Violation, a rape revenge thriller from Madeleine Sims-Fewer and Dusty Mancinelli, casts a decisively female gaze on the oft-maligned genre. This debut feature from the directing duo centres on Miriam (played by Sims-Fewer), a woman whose marriage is on the brink and whose relationship with her sister Greta (Anna Maguire) is fraught with jealousy and contempt. The only person with whom she finds a natural ease and levity is her childhood friend and brother-in-law, Dylan (Jesse LaVercombe).
To reveal much more of the plot’s details would ruin the careful construction of the story, which unfurls in non-chronological order. The result is often disorienting, but highly reflective of Miriam’s anxiety-filled and trauma-soaked memories. Despite the dreamily structured narrative, Violation also has a disturbingly naturalistic, grounded quality. The revenge sequence in particular slows to an almost real-time pace, every agonising detail and sound unflinchingly committed to the screen.

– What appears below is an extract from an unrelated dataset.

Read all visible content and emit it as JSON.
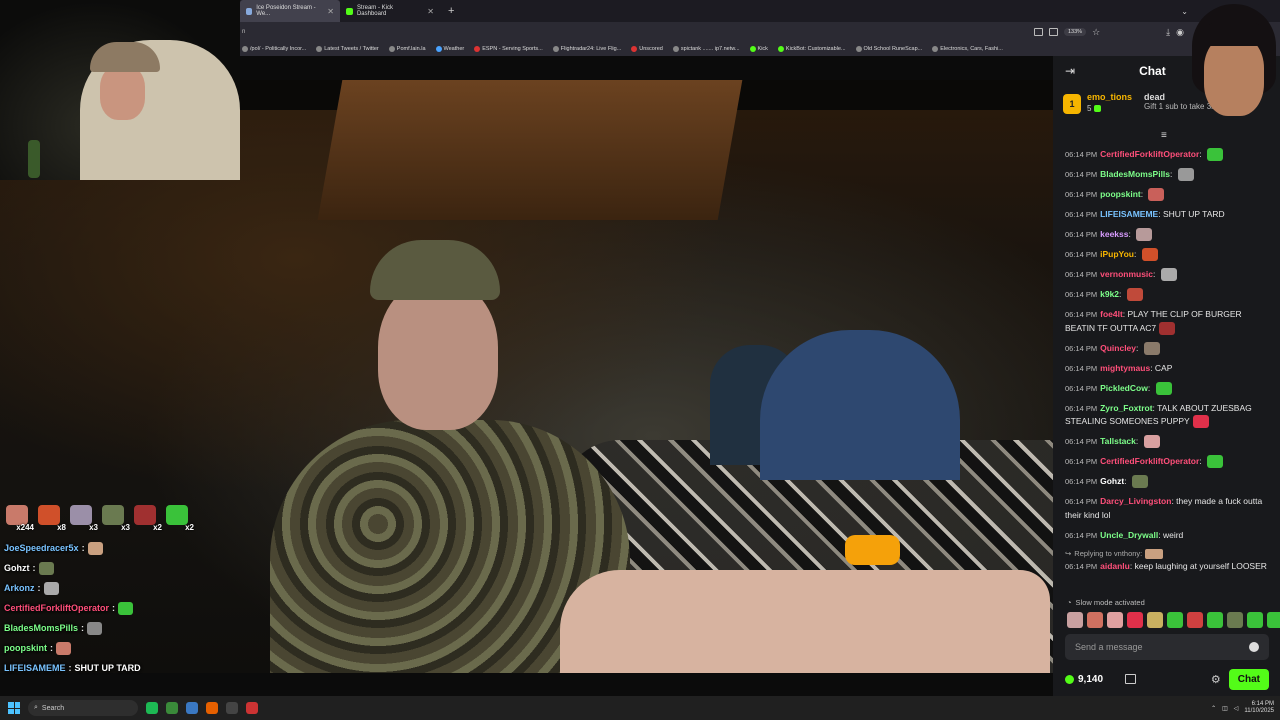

There’s nothing gratuitous or even triumphant about Violation; it’s about one woman’s methodical, desperate attempt to destroy what devastated her. Even she knows her actions won’t soothe the hurt she feels, yet she does it anyway. Through a performance of extraordinary physical and emotional endurance, Sims-Fewer embodies the tension between Violation’s hazy narrative framing and the events’ stone-cold realism: Miriam’s wild eyes appear elsewhere, haunted, while her body cannot escape her surroundings. The outcome is a performance that is distressingly credible.
If Violation has one flaw however, it is its use of visual motifs. Taking place almost exclusively in the wilderness of Quebec, the creators make heavy-handed use of animal imagery. A dark wolf feasting on a carcass, trapped spiders flailing beneath glass, rabbits being caught and skinned, landscapes tilting and keeping the viewer off-balance. It proves too on-the-nose to function as it’s intended, but the wild landscapes and eerie music do afford Violation a further sense of otherworldliness, counterbalancing the unwavering commitment to realism. The result is a trope-defying, claustrophobic, and disturbing genre thriller bolstered by phenomenal performances. Miriam’s story is a hard one to shake.
Violation is released March 25th on Shudder.